Donald Trump now faces two indictments and 17 charges related to his role in attempting to overturn the results of the 2020 election, and in both cases, prosecutors are aiming to try the former president before the 2024 vote. But according to some conservative legal scholars, these criminal proceedings may be beside the point when considering whether Trump should be eligible to hold the presidency at all.
In The Atlantic this weekend, former federal judge J. Michael Luttig and professor of constitutional law Laurence H. Tribe chimed in with their version of an argument continuing to gain traction among legal scholars that the Fourteenth Amendment excludes Trump from holding office again at any level. According to Luttig and Tribe, the Fourteenth Amendment’s Section 3 bars any person who has previously taken an oath to support the Constitution in an official capacity and who later “engaged in insurrection or rebellion” against the Constitution from holding an official office again.
So maybe, if you were to, say, take an inaugural oath to protect the Constitution, and then later take steps like demanding the Georgia Secretary of State “find” the votes to win you the election, or file bogus lawsuits to try and overturn the results, or attempt to obstruct Congress from certifying the results from said election, or lie repeatedly and knowingly to the American people about the results, you can’t be president again? Tribe and Luttig encourage all of us, “regardless of partisan leaning,” to consider these sentences from Section 3 ourselves:
No person shall be a Senator or Representative in Congress, or elector of President and Vice President, or hold any office, civil or military, under the United States, or under any State, who, having previously taken an oath, as a member of Congress, or as an officer of the United States, or as a member of any State legislature, or as an executive or judicial officer of any State, to support the Constitution of the United States, shall have engaged in insurrection or rebellion against the same, or given aid or comfort to the enemies thereof. But Congress may by a vote of two-thirds of each House, remove such disability.
This argument isn’t just coming from the left. It’s notable that Luttig is considered a conservative legal scholar. He was a corporate attorney, and was later appointed to the federal bench by George Bush Sr. before returning to corporate law. The same argument he makes about Section 3 is supported by legal scholars William Baude and Michael Stokes Paulsen in a forthcoming article in the University of Pennsylvania Law Review. As Tribe and Luttig point out in The Atlantic, “Baude and Paulsen are two of the most prominent conservative constitutional scholars in America, and both are affiliated with the Federalist Society, making it more difficult for them to be dismissed as political partisans.”

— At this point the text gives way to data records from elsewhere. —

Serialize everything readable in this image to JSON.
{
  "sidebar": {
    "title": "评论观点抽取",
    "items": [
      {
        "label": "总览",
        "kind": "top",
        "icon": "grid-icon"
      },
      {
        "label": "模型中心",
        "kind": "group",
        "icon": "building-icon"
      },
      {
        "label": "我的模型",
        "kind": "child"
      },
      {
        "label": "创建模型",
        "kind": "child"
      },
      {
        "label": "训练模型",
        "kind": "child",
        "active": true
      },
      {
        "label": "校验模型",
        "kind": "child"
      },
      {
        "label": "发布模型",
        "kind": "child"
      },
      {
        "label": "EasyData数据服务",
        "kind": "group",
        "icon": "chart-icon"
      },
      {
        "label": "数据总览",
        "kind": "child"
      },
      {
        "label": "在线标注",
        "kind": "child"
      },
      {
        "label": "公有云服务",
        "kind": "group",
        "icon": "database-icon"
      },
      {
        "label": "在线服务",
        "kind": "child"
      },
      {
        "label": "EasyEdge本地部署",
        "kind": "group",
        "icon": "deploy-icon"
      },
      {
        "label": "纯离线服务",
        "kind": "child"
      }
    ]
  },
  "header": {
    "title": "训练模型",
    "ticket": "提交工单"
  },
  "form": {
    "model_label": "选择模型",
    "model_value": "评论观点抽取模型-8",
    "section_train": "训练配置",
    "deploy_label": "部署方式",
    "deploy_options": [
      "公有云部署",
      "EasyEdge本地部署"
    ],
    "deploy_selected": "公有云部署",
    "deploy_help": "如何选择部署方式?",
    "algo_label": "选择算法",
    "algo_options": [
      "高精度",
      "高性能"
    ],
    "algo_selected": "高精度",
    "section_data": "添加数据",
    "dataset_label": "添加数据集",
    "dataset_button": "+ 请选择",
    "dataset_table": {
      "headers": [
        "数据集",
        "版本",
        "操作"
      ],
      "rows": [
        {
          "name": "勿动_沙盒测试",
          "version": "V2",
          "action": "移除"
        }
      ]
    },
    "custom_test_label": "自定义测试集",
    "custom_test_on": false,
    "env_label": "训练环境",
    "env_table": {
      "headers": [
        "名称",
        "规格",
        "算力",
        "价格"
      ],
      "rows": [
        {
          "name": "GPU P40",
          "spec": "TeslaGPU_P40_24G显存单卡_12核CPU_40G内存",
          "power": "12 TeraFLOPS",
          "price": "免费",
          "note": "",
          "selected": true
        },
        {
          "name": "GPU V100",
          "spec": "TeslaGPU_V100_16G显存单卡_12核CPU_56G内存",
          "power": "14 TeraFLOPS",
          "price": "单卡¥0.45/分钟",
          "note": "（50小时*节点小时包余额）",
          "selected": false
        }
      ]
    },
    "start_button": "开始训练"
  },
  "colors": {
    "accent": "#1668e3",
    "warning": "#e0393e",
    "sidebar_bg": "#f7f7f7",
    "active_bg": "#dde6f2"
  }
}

Trump, meanwhile, continues his campaign for 2024, though unsurprisingly, he’s taking an atypical approach: He will be skipping the upcoming GOP primary debate, and instead plans to air an already taped sit-down interview with Tucker Carlson, the once Fox News star and current Tucker on Twitter host.